_What to work on_
Collect each line of the records containing the string "fotografías".

-----

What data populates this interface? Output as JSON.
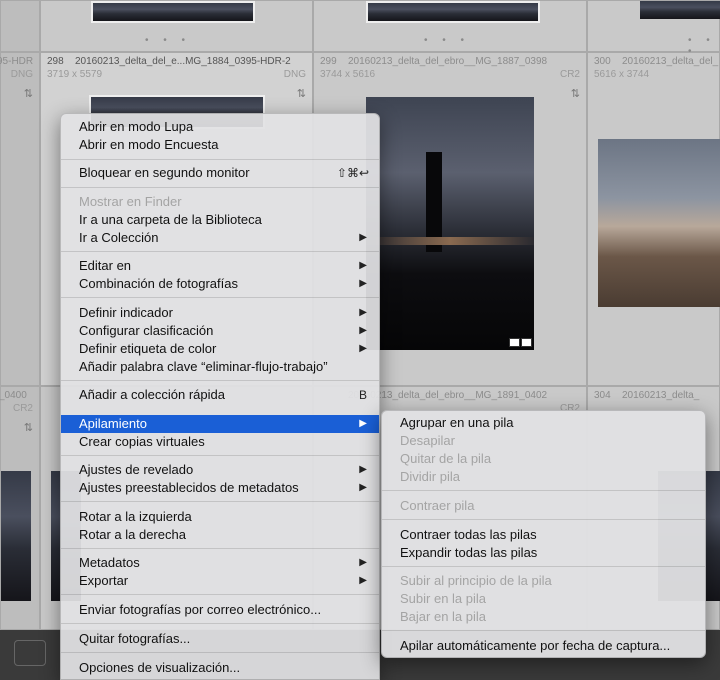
{
  "grid": {
    "row1": [
      {
        "index": "",
        "name": "95-HDR",
        "dims": "",
        "format": "DNG"
      },
      {
        "index": "298",
        "name": "20160213_delta_del_e...MG_1884_0395-HDR-2",
        "dims": "3719 x 5579",
        "format": "DNG"
      },
      {
        "index": "299",
        "name": "20160213_delta_del_ebro__MG_1887_0398",
        "dims": "3744 x 5616",
        "format": "CR2"
      },
      {
        "index": "300",
        "name": "20160213_delta_del_",
        "dims": "5616 x 3744",
        "format": ""
      }
    ],
    "row2": [
      {
        "index": "",
        "name": "_0400",
        "dims": "",
        "format": "CR2"
      },
      {
        "index": "",
        "name": "",
        "dims": "",
        "format": ""
      },
      {
        "index": "",
        "name": "20160213_delta_del_ebro__MG_1891_0402",
        "dims": "",
        "format": "CR2"
      },
      {
        "index": "304",
        "name": "20160213_delta_",
        "dims": "",
        "format": ""
      }
    ],
    "dots": "• • •",
    "filter_glyph": "⇅"
  },
  "context_menu": {
    "items": [
      {
        "label": "Abrir en modo Lupa",
        "disabled": false
      },
      {
        "label": "Abrir en modo Encuesta",
        "disabled": false
      },
      {
        "label": "Bloquear en segundo monitor",
        "shortcut": "⇧⌘↩",
        "disabled": false
      },
      {
        "label": "Mostrar en Finder",
        "disabled": true
      },
      {
        "label": "Ir a una carpeta de la Biblioteca",
        "disabled": false
      },
      {
        "label": "Ir a Colección",
        "submenu": true
      },
      {
        "label": "Editar en",
        "submenu": true
      },
      {
        "label": "Combinación de fotografías",
        "submenu": true
      },
      {
        "label": "Definir indicador",
        "submenu": true
      },
      {
        "label": "Configurar clasificación",
        "submenu": true
      },
      {
        "label": "Definir etiqueta de color",
        "submenu": true
      },
      {
        "label": "Añadir palabra clave “eliminar-flujo-trabajo”"
      },
      {
        "label": "Añadir a colección rápida",
        "shortcut": "B"
      },
      {
        "label": "Apilamiento",
        "submenu": true,
        "highlighted": true
      },
      {
        "label": "Crear copias virtuales"
      },
      {
        "label": "Ajustes de revelado",
        "submenu": true
      },
      {
        "label": "Ajustes preestablecidos de metadatos",
        "submenu": true
      },
      {
        "label": "Rotar a la izquierda"
      },
      {
        "label": "Rotar a la derecha"
      },
      {
        "label": "Metadatos",
        "submenu": true
      },
      {
        "label": "Exportar",
        "submenu": true
      },
      {
        "label": "Enviar fotografías por correo electrónico..."
      },
      {
        "label": "Quitar fotografías..."
      },
      {
        "label": "Opciones de visualización..."
      }
    ],
    "arrow_glyph": "▶"
  },
  "stacking_submenu": {
    "items": [
      {
        "label": "Agrupar en una pila",
        "disabled": false
      },
      {
        "label": "Desapilar",
        "disabled": true
      },
      {
        "label": "Quitar de la pila",
        "disabled": true
      },
      {
        "label": "Dividir pila",
        "disabled": true
      },
      {
        "label": "Contraer pila",
        "disabled": true
      },
      {
        "label": "Contraer todas las pilas",
        "disabled": false
      },
      {
        "label": "Expandir todas las pilas",
        "disabled": false
      },
      {
        "label": "Subir al principio de la pila",
        "disabled": true
      },
      {
        "label": "Subir en la pila",
        "disabled": true
      },
      {
        "label": "Bajar en la pila",
        "disabled": true
      },
      {
        "label": "Apilar automáticamente por fecha de captura...",
        "disabled": false
      }
    ]
  },
  "colors": {
    "highlight": "#1a5fd6",
    "disabled_text": "#a4a4a4"
  }
}
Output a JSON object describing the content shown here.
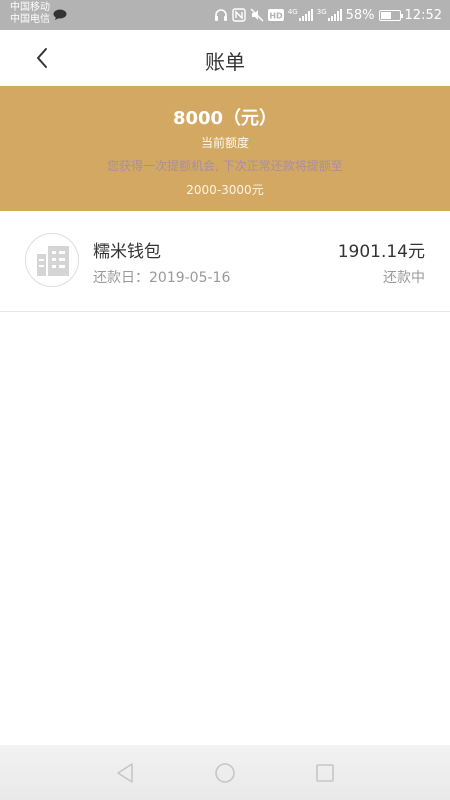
{
  "status_bar": {
    "carrier1": "中国移动",
    "carrier2": "中国电信",
    "network1": "4G",
    "network2": "3G",
    "battery": "58%",
    "battery_level": 0.58,
    "time": "12:52"
  },
  "nav": {
    "title": "账单"
  },
  "banner": {
    "amount": "8000（元）",
    "amount_label": "当前额度",
    "tip_line1": "您获得一次提额机会, 下次正常还款将提额至",
    "tip_line2": "2000-3000元"
  },
  "bills": [
    {
      "name": "糯米钱包",
      "date": "还款日：2019-05-16",
      "amount": "1901.14元",
      "status": "还款中"
    }
  ],
  "colors": {
    "banner": "#d2a863",
    "status_bar": "#b3b3b3"
  }
}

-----

_Response area_
        "label": "Combinación de fotografías",
        "label": "Enviar fotografías por correo electrónico..."
        "label": "Quitar fotografías..."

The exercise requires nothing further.